The Kardia Band for Apple Watch wants to move beyond "health app" and into genuine wearable medical technology.


Wearable manufacturers talk a big game about "health" and "fitness", but a new accessory for the Apple Watch is looking to up the stakes significantly with a medical grade electrocardiogram (ECG).

AliveCor already makes an FDA-approved ECG accessory for your phone, and the company is now bringing its technology to the Apple Watch.

Kardia Band is pretty much what it sounds like: a strap for the Apple Watch. The magic, though, is the medical-grade ECG built into it. The Kardia Band can also record your heart rate using an integrated sensor, while most current wearables with a heart rate monitor use an LED to track what your heart is up to.

The LED light of these wearables illuminates your capillaries and then measures the frequency of your blood flow. As CNET's Sharon Profis discovered some time ago, it can be a decent indication of resting heart rate, but it's often not particularly good when your heart rate is elevated.
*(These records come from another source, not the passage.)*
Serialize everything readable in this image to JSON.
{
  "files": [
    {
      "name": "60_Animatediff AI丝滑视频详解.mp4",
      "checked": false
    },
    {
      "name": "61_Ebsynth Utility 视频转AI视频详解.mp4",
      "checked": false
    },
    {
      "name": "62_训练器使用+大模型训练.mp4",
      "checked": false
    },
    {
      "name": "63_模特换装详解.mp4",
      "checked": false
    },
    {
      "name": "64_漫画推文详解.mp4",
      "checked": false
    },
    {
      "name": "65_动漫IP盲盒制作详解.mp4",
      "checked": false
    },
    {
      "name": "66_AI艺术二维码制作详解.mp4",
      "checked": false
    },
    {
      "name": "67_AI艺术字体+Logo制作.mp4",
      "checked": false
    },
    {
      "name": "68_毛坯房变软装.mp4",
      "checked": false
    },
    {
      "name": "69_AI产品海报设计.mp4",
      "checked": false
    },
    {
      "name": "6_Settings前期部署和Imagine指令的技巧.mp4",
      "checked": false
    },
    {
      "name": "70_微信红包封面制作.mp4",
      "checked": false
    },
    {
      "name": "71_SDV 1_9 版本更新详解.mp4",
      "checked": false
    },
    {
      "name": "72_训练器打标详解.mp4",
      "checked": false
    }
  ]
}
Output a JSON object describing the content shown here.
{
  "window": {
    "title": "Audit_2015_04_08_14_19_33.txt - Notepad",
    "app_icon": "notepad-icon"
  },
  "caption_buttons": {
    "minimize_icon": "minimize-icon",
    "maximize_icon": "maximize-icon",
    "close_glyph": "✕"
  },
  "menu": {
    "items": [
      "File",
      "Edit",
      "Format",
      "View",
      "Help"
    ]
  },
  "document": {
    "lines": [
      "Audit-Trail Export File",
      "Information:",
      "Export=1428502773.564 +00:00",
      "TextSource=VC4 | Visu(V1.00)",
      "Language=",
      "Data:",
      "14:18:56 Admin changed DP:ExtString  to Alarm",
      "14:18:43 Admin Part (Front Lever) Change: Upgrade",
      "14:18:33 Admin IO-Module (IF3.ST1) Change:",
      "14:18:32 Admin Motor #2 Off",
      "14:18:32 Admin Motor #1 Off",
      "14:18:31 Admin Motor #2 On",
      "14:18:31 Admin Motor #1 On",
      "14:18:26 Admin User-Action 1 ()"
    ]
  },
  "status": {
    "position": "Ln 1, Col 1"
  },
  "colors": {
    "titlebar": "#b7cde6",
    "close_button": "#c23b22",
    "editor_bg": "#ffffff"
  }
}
And that's where the Kardia Band comes in. It not only monitors your heart rate, but it directly communicates with the Kardia app, which runs the data through an analysis algorithm to detect the presence of atrial fibrillation. That's basically a fancy term for a wildly irregular heartbeat and it's a common cause of stroke.

The Kardia app will alert you when you've got the all clear for a normal heart rate, and you can take voice notes to accompany each reading. The idea behind the voice memo is to let doctors and caregivers know if an elevated heart rate is coming on the end of a simple coffee binge or due to something potentially more alarming.

AliveKor already operates a healthcare provider dashboard for its current ECG product, allowing your doctor to access your readings, and the Kardia will work in the same system.

Even if you're not too worried about the intensive medical care side of things, the Kardia Band will work with the Apple Health app to provide a much more accurate heart rate reading to go with your step count and calorific intake.

Vic Gundotra, the CEO of AliveCor and ex senior vice president of social at Google, said in a statement that the Kardia Band was the "introduction of the Wearable MedTech category" as well as the "future of proactive heart health".

At the moment, it's unknown how how much the Band will cost. But it's clear that AliveCor are hitching its wagon to the Kardia Band: the company is changing the name of its existing AliveCor Mobile ECG to the Kardia Mobile.